Technical Advisors

As in previous years, students who participated in the 2001-2002 Internet Science and Technology Fair (ISTF) were very willing to share their thoughts about it.

Although the ISTF was originally designed to be used as a classroom project, many of the teams actually completed their entries in a technology or website design class, while others worked on it as an after-school project. Using the ISTF in this manner may be why many of the students felt that they did not have adequate time to complete their website to their own satisfaction.

Still, more than three-fourths of the students were pleased with the websites they produced. The majority of students found the ISTF to be enjoyable as an educational activity.

Many pointed out that creating an ISTF project was a real-world experience requiring teamwork, time-management skills, the need for accurate communication and the necessity for meeting deadlines. One ninth-grade student, tongue-in-cheek, even suggested: "..give the participants less than ample time to perform research, design and complete the website. This will simulate any future project in the real world that may have an unexpectedly soon due date."
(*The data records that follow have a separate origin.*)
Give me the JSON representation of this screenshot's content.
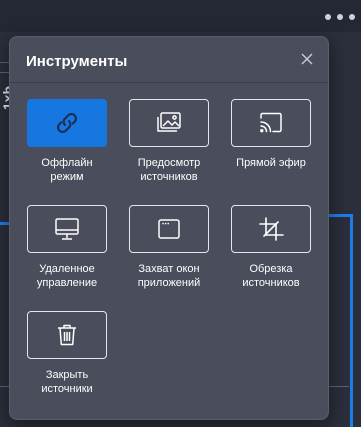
{
  "background": {
    "side_text": "1xb"
  },
  "panel": {
    "title": "Инструменты",
    "close_icon": "close-icon"
  },
  "tools": [
    {
      "name": "offline",
      "icon": "link-icon",
      "label_lines": [
        "Оффлайн",
        "режим"
      ],
      "active": true
    },
    {
      "name": "preview",
      "icon": "image-stack-icon",
      "label_lines": [
        "Предосмотр",
        "источников"
      ],
      "active": false
    },
    {
      "name": "live",
      "icon": "cast-icon",
      "label_lines": [
        "Прямой эфир"
      ],
      "active": false
    },
    {
      "name": "remote",
      "icon": "monitor-icon",
      "label_lines": [
        "Удаленное",
        "управление"
      ],
      "active": false
    },
    {
      "name": "capture",
      "icon": "window-icon",
      "label_lines": [
        "Захват окон",
        "приложений"
      ],
      "active": false
    },
    {
      "name": "crop",
      "icon": "crop-icon",
      "label_lines": [
        "Обрезка",
        "источников"
      ],
      "active": false
    },
    {
      "name": "close-sources",
      "icon": "trash-icon",
      "label_lines": [
        "Закрыть",
        "источники"
      ],
      "active": false
    }
  ],
  "colors": {
    "accent": "#1677e0",
    "panel_bg": "#4a4d5b"
  }
}
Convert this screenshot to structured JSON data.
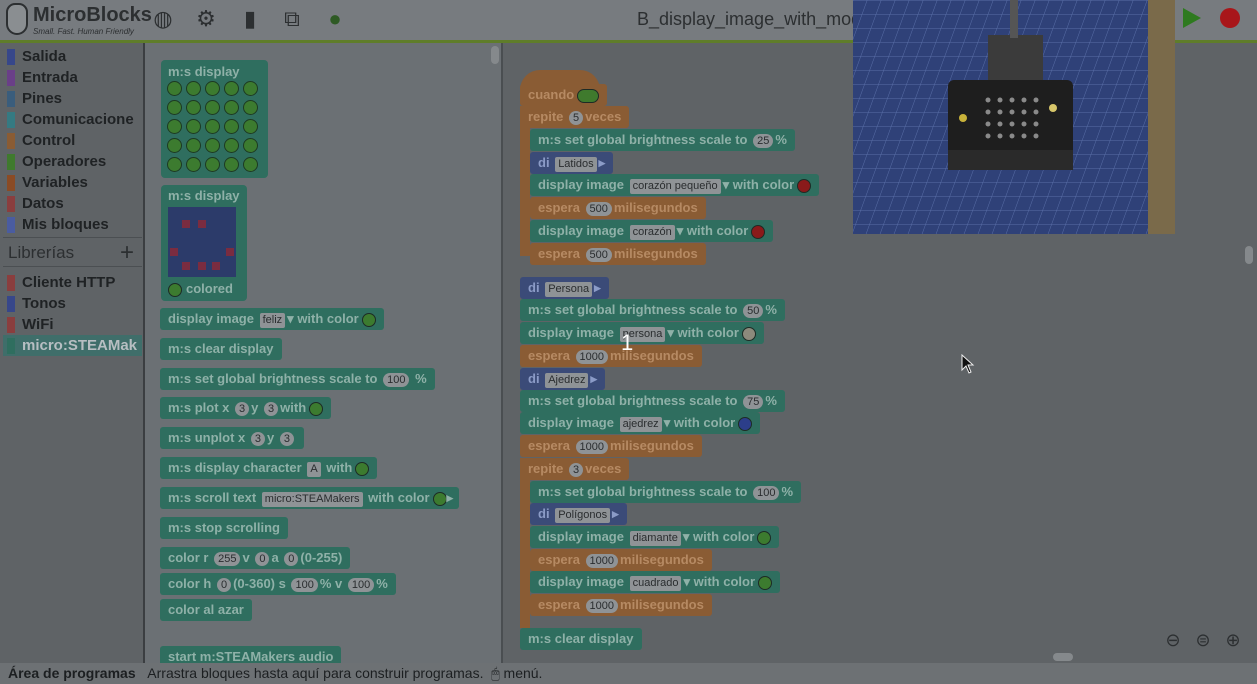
{
  "app": {
    "name": "MicroBlocks",
    "tagline": "Small. Fast. Human Friendly",
    "title": "B_display_image_with_modi"
  },
  "toolbar": {
    "icons": [
      "globe-icon",
      "gear-icon",
      "file-icon",
      "graph-icon",
      "board-icon"
    ]
  },
  "categories": [
    {
      "label": "Salida",
      "color": "#37478a"
    },
    {
      "label": "Entrada",
      "color": "#6a3f88"
    },
    {
      "label": "Pines",
      "color": "#3a5d7c"
    },
    {
      "label": "Comunicacione",
      "color": "#357a82"
    },
    {
      "label": "Control",
      "color": "#8a5c34"
    },
    {
      "label": "Operadores",
      "color": "#3f7a2d"
    },
    {
      "label": "Variables",
      "color": "#8a4b25"
    },
    {
      "label": "Datos",
      "color": "#8a3e3e"
    },
    {
      "label": "Mis bloques",
      "color": "#4a5ca0"
    }
  ],
  "libraries": {
    "header": "Librerías",
    "plus": "+",
    "items": [
      {
        "label": "Cliente HTTP",
        "color": "#8a3e3e"
      },
      {
        "label": "Tonos",
        "color": "#37478a"
      },
      {
        "label": "WiFi",
        "color": "#8a3e3e"
      },
      {
        "label": "micro:STEAMak",
        "color": "#2f6e5f"
      }
    ]
  },
  "palette": {
    "display1": "m:s display",
    "display2": "m:s display",
    "colored": "colored",
    "display_image": "display image",
    "feliz": "feliz",
    "with_color": "with color",
    "clear": "m:s clear display",
    "brightness": "m:s set global brightness scale to",
    "b100": "100",
    "pct": "%",
    "plot": "m:s plot x",
    "p3": "3",
    "y": "y",
    "with": "with",
    "unplot": "m:s unplot x",
    "dchar": "m:s display character",
    "A": "A",
    "scroll": "m:s scroll text",
    "scrolltxt": "micro:STEAMakers",
    "stop": "m:s stop scrolling",
    "color_r": "color r",
    "c255": "255",
    "v": "v",
    "c0": "0",
    "a": "a",
    "r255": "(0-255)",
    "color_h": "color h",
    "h0": "0",
    "h360": "(0-360) s",
    "s100": "100",
    "pctv": "% v",
    "azar": "color al azar",
    "audio": "start m:STEAMakers audio"
  },
  "script": {
    "cuando": "cuando",
    "repite": "repite",
    "r5": "5",
    "veces": "veces",
    "bright": "m:s set global brightness scale to",
    "v25": "25",
    "v50": "50",
    "v75": "75",
    "v100": "100",
    "pct": "%",
    "di": "di",
    "latidos": "Latidos",
    "persona": "Persona",
    "ajedrez": "Ajedrez",
    "poligonos": "Polígonos",
    "display_image": "display image",
    "with_color": "with color",
    "corazon_peq": "corazón pequeño",
    "corazon": "corazón",
    "persona_img": "persona",
    "ajedrez_img": "ajedrez",
    "diamante": "diamante",
    "cuadrado": "cuadrado",
    "espera": "espera",
    "ms": "milisegundos",
    "e500": "500",
    "e1000": "1000",
    "r3": "3",
    "clear": "m:s clear display",
    "counter": "1"
  },
  "status": {
    "title": "Área de programas",
    "hint": "Arrastra bloques hasta aquí para construir programas.",
    "menu": "menú."
  }
}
Nearly 75 percent of the students who developed an ISTF project now use computers both at home and at school in a variety of ways including research for homework, e-mailing friends and even designing their own websites. The Internet is becoming a way of life with today's students.

The ISTF was designed to challenge students to stretch their imaginations and to explore how technology influences their daily lives. As an eighth-grade student so aptly put it:  "I learned that one problem can make a big impact on the world…. This helped me understand that there are a lot of problems to be solved and not enough people working to solve them." One of the main objectives of the Internet Science and Technology Fair (ISTF) is to create a learning experience that will help students become interested in careers in science and technology. It was gratifying, then, to learn that about 34 percent of the participating students are now considering a possible career in science or technology.